Here are some records; copy every line that holds the word "Actual".

** Opening Extracted information block **

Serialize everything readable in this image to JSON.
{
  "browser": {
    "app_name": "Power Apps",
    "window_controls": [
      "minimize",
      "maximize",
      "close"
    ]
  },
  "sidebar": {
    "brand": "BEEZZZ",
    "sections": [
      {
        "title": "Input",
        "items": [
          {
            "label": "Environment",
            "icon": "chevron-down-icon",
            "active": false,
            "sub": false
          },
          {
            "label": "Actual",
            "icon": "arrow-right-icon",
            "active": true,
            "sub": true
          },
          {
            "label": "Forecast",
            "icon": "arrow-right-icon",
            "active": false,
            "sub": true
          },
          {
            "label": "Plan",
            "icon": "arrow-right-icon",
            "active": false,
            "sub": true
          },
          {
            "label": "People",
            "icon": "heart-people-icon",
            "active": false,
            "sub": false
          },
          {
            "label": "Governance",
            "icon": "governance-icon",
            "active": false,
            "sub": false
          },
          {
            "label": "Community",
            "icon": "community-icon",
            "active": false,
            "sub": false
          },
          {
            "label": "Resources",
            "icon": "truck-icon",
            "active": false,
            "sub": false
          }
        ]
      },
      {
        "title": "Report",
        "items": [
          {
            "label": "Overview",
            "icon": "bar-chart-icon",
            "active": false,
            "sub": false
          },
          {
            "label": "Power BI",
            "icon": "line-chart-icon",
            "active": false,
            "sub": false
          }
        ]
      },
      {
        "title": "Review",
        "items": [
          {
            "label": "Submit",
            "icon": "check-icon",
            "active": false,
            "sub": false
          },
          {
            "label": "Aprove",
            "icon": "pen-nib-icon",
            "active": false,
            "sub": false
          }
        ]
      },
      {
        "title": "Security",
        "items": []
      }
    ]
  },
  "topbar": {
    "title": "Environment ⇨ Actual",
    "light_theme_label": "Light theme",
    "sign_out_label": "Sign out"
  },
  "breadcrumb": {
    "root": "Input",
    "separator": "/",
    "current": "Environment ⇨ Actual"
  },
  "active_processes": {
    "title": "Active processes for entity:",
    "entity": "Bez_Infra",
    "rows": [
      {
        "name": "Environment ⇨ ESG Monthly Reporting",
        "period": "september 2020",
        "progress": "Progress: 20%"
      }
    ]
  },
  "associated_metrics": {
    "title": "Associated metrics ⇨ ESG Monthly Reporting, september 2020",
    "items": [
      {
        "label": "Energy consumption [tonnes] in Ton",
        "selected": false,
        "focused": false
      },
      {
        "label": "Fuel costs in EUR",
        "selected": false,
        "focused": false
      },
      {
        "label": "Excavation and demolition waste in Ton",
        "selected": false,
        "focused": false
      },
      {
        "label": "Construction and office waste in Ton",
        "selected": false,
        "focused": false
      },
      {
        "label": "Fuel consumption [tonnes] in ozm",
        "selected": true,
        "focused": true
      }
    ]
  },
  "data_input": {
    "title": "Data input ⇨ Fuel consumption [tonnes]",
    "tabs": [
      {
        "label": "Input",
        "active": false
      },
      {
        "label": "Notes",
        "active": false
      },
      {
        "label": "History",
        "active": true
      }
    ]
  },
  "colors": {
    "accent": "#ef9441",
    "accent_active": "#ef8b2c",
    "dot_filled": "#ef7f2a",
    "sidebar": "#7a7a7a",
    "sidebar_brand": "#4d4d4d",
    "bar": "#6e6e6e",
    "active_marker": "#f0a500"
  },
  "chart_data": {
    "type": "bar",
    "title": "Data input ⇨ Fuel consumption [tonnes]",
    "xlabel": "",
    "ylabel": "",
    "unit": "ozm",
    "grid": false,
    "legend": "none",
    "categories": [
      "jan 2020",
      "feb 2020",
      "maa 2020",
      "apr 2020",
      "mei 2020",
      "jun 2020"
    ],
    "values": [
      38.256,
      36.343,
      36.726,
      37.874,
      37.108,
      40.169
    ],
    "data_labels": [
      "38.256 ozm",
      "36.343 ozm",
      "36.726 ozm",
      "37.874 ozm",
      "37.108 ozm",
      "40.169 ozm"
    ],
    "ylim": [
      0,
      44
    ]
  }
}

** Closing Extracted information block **

Task result:
            "label": "Actual",
    "title": "Environment ⇨ Actual",
    "current": "Environment ⇨ Actual"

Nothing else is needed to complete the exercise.